Heller’s was an inspiration in other ways, too. The design of the space imagines what the bakery would have looked like when it first opened in the 1920s. Plus, the casual all-day spot will carry on the baking legacy of its predecessor, right down to resurrecting its 25-year-old rotating convection oven. Ellē is working out the kinks with limited hours and limited menu this week, but the daytime cafe officially opens on Monday, January 29, and evening service will begin a few days later.
Every day, you’ll find baguettes and country loaves, plus a weekly rotating bread such as fennel raisin or sesame wheat. A pastry case will be filled with scones, muffins, guava turnovers, maple-glazed doughnuts, and other baked goods. You’ll also find celebration cakes (customizable if you pre-order) and smaller, single-serving cakes.
The morning pastries will be accompanied by a full coffee program run by Evan Colondres, whose varied resume includes stints as a barista at Peregrine, general manager at Sally’s Middle Name, and sous chef at Little Serow.
Chef Brad Deboy, formerly of Blue Duck Tavern, will devote his talents to the art of the sandwich by day. (He’s busy masterminding the perfect egg and cheese, but vegans will find something too.)
Around 5 PM, the bar and full-service restaurant will open. Deboy is working on an unfussy, vegetable-heavy menu with lots of house-fermented ingredients and plenty of dishes incorporating the bakery’s bread. A team with impressive resumes is behind the drinks. Sean McPherson (Room 11, Columbia Room) will run the bar, while Alaina Dyne (Komi, Little Serow) serves as sommelier and service director. “It’s kind of all over,” Pimentel says of the cocktails and wine.

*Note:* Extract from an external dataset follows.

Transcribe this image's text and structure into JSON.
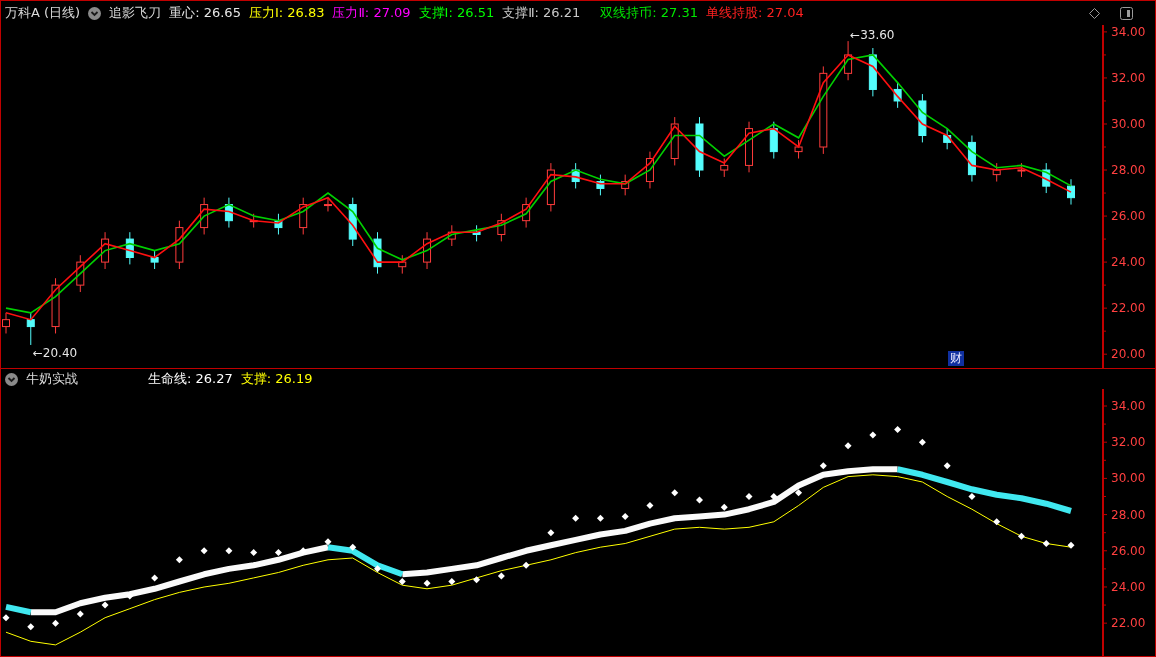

The dishes won’t stick to one cuisine either. A Miami native, Deboy cooked a little bit of everything—steak, Mediterranean, Indonesian, Thai—before coming to Washington and working at Vidalia and Blue Duck Tavern. He also wants his cooks to be able to contribute something from their own heritages to the menu. Echoing a common refrain of chefs lately, Deboy says, “We’re going to cook the food that we like to eat.”

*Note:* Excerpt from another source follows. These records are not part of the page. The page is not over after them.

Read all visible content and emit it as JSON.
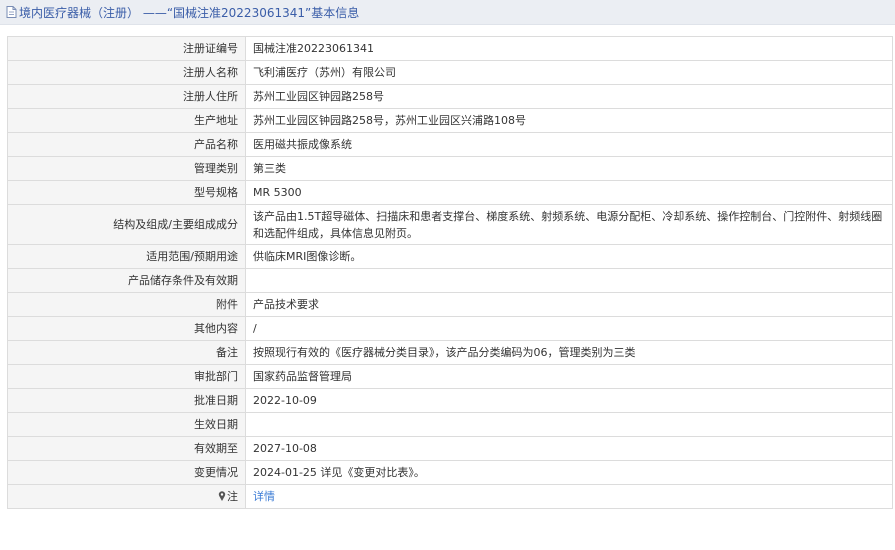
{
  "header": {
    "title": "境内医疗器械（注册） ——“国械注准20223061341”基本信息"
  },
  "rows": [
    {
      "label": "注册证编号",
      "value": "国械注准20223061341"
    },
    {
      "label": "注册人名称",
      "value": "飞利浦医疗（苏州）有限公司"
    },
    {
      "label": "注册人住所",
      "value": "苏州工业园区钟园路258号"
    },
    {
      "label": "生产地址",
      "value": "苏州工业园区钟园路258号，苏州工业园区兴浦路108号"
    },
    {
      "label": "产品名称",
      "value": "医用磁共振成像系统"
    },
    {
      "label": "管理类别",
      "value": "第三类"
    },
    {
      "label": "型号规格",
      "value": "MR 5300"
    },
    {
      "label": "结构及组成/主要组成成分",
      "value": "该产品由1.5T超导磁体、扫描床和患者支撑台、梯度系统、射频系统、电源分配柜、冷却系统、操作控制台、门控附件、射频线圈和选配件组成，具体信息见附页。"
    },
    {
      "label": "适用范围/预期用途",
      "value": "供临床MRI图像诊断。"
    },
    {
      "label": "产品储存条件及有效期",
      "value": ""
    },
    {
      "label": "附件",
      "value": "产品技术要求"
    },
    {
      "label": "其他内容",
      "value": "/"
    },
    {
      "label": "备注",
      "value": "按照现行有效的《医疗器械分类目录》，该产品分类编码为06，管理类别为三类"
    },
    {
      "label": "审批部门",
      "value": "国家药品监督管理局"
    },
    {
      "label": "批准日期",
      "value": "2022-10-09"
    },
    {
      "label": "生效日期",
      "value": ""
    },
    {
      "label": "有效期至",
      "value": "2027-10-08"
    },
    {
      "label": "变更情况",
      "value": "2024-01-25 详见《变更对比表》。"
    },
    {
      "label": "注",
      "value": "详情",
      "icon": "pin-icon"
    }
  ]
}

The evening menu will kick off with a handful of snacks, which might include potato croquettes with gruyere or chicken liver mousse with sunchoke fries. More substantial dinner dishes will follow in the coming weeks: grain salads, spiced grilled carrots with carrot-top pesto, grilled cheese with broccoli, smoked fish, several pastas, and some “fun” larger format dishes that feed at least two.

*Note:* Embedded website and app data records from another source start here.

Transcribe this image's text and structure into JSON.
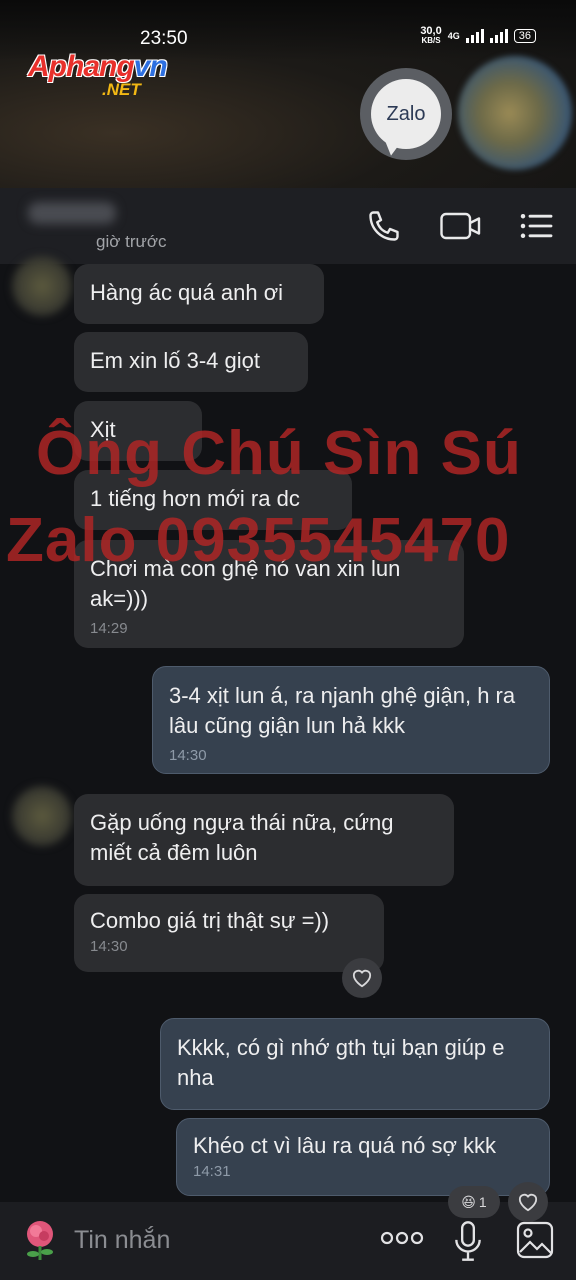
{
  "status_bar": {
    "time": "23:50",
    "net_speed": "30,0",
    "net_unit": "KB/S",
    "signal_type": "4G",
    "battery": "36"
  },
  "watermark_logo": {
    "main": "Aphangvn",
    "sub": ".NET"
  },
  "zalo_button": {
    "label": "Zalo"
  },
  "header": {
    "last_seen": "giờ trước"
  },
  "messages": [
    {
      "text": "Hàng ác quá anh ơi"
    },
    {
      "text": "Em xin lố 3-4 giọt"
    },
    {
      "text": "Xịt"
    },
    {
      "text": "1 tiếng hơn mới ra dc"
    },
    {
      "text": "Chơi mà con ghệ nó van xin lun ak=)))",
      "time": "14:29"
    },
    {
      "text": "3-4 xịt lun á, ra njanh ghệ giận, h ra lâu cũng giận lun hả kkk",
      "time": "14:30"
    },
    {
      "text": "Gặp uống ngựa thái nữa, cứng miết cả đêm luôn"
    },
    {
      "text": "Combo giá trị thật sự =))",
      "time": "14:30"
    },
    {
      "text": "Kkkk, có gì nhớ gth tụi bạn giúp e nha"
    },
    {
      "text": "Khéo ct vì lâu ra quá nó sợ kkk",
      "time": "14:31"
    }
  ],
  "reaction_count": "1",
  "overlay_watermark": {
    "line1": "Ông Chú Sìn Sú",
    "line2": "Zalo 0935545470"
  },
  "input": {
    "placeholder": "Tin nhắn"
  },
  "colors": {
    "incoming": "#2c2d30",
    "outgoing": "#36414f",
    "watermark": "#b22626"
  }
}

“We can possibly change the menu here every day,” Deboy says.
A lot of the components will be cured and fermented in-house, whether it’s charcuterie, miso, pickles, sweet-spicy mustard, or hot sauce. The goal is to have a zero-waste kitchen where even vegetable scraps are turned into vinegars. Some of the condiments will be jarred and sold.
“I like to make weird things taste good,” Deboy says.
Ellē. 3221 Mt Pleasant St., NW.
CORRECTION: Ellē will serve coffee from Small Planes Coffee, not Paper Plane Coffee Co.